  • The Participation Route: One way the Internet differs most dramatically from print is readers’ expectations of being able to interact with one another — and with the source of the information. But this contrasts with the traditional newspaper idea that content, even content that is labeled “opinion,” is produced by professionals with specific training and standards. Wharton management professor Lawrence Hrebiniak says that’s something news companies are going to have to get over as they transition to an online existence. “Newshounds are looking for interactivity,” he says. “Whatever gives him or her a chance to say something, to have an opinion, even if 90% of it is self-serving, it works.”
  • The Commercial Route: Fader, like most observers of the media business, says survival online will require rethinking basic values about things like bias, opinion and, especially, advertising. As an example, he cites book reviews. At most newspapers, book sections have been killed off for lack of profits. But Americans still consume book reviews in large quantities: It’s just that they do so on Amazon.com, where readers’ sometimes-withering opinions about books for sale are included on the page. “Where a lot of people go to find ‘journalism’ is on commercial sites,” he says. “They go and read the reviews and ratings on Amazon…. It’s going to be a tough struggle and very few newspapers as we knew them yesterday will exist in five years. Those that [survive] will do so by getting off their high horse and doing things that would have been commercial heresy. Imagine a New York Times book review with a link to Amazon.”

As their stock values have plummeted, the harshest critics of newspaper firms have compared them to the railroads of a half-century ago — unable to cater to customer desires, even as technological change threatened to wipe them out. A more charitable comparison, Waldfogel says, might be to the music business, which saw its profits dissolve in the face of free downloading. “It’s not exactly piracy that’s killing newspapers, but it’s something like it.”

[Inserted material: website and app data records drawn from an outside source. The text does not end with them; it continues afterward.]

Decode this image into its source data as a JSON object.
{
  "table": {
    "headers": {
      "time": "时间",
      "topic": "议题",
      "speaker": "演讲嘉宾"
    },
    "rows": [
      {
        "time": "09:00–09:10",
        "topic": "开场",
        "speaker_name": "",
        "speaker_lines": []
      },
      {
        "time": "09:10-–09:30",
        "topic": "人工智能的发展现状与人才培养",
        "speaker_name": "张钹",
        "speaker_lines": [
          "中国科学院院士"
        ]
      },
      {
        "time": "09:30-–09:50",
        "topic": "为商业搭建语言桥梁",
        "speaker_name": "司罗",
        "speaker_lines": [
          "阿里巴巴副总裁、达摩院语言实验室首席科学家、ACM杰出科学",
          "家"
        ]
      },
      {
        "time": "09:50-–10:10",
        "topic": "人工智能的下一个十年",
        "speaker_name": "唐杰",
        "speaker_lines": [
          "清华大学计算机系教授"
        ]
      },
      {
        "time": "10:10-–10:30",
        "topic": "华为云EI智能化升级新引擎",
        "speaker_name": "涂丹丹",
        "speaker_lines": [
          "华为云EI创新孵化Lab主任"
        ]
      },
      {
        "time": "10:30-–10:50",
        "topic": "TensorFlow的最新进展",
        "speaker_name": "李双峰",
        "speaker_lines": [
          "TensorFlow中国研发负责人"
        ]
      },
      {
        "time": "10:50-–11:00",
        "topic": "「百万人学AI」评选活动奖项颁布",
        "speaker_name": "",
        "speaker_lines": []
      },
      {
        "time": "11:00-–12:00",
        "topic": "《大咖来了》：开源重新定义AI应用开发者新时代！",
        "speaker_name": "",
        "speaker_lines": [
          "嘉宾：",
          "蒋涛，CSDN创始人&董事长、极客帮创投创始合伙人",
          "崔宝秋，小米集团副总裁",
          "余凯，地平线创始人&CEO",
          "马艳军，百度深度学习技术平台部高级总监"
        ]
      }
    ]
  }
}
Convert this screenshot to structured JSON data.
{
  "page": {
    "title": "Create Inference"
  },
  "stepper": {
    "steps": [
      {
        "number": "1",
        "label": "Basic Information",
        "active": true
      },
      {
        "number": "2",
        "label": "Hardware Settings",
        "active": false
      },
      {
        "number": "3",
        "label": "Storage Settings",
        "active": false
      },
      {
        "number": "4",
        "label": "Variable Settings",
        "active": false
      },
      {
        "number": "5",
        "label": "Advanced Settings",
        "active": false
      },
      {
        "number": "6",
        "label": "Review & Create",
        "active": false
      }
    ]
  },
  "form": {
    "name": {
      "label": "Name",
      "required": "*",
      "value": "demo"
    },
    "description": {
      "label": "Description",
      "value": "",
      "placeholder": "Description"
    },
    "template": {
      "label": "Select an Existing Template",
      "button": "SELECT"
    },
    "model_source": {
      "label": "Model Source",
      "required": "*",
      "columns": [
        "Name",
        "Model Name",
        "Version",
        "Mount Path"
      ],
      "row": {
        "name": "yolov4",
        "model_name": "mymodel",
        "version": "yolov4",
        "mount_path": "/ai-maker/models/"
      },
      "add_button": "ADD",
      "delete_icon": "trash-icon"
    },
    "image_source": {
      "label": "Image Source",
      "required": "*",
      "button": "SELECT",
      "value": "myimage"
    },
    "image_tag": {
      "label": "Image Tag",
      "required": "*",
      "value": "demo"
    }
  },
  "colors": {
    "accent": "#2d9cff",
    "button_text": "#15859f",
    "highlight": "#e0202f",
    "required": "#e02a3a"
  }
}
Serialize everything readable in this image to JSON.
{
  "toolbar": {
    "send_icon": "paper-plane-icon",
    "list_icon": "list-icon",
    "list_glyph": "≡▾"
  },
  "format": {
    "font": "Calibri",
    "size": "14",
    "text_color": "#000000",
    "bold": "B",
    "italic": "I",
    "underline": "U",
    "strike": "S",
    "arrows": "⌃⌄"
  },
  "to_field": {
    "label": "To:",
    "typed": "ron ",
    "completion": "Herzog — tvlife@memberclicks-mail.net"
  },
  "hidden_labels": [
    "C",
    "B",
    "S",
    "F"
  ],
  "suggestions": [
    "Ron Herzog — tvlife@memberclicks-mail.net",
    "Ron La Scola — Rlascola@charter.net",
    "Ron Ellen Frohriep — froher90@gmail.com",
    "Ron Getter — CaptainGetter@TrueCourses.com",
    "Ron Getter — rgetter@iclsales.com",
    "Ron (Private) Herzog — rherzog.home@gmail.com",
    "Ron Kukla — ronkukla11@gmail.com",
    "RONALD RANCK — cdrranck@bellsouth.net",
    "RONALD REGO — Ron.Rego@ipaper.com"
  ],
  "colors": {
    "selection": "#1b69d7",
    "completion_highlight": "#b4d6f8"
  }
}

Of course, there’s another parallel: The music business, criticized for bland, generic acts, was flawed in ways that left customers broadly unsympathetic to its plight, just as daily broadsheets, after two decades of cuts and Britney Spears coverage, have lost much of their claim to nobility. The question is whether there’s a model that can revive the good pieces — the investment in people who consider it a professional duty to spread the word about everything from local traffic disruptions to national political chicanery — while giving customers the whole world of options they now expect.

Either way, Fader predicts, at least some newspapers will remain — as boutique products for a niche market willing to pay a premium for the charmingly old-fashioned idea of a hand-delivered piece of paper printed with news stories. “The kooky luxury boutique item will exist in a niche form for a long, long, long, time, until our generation fades away,” he says. “Some people still like vinyl records.”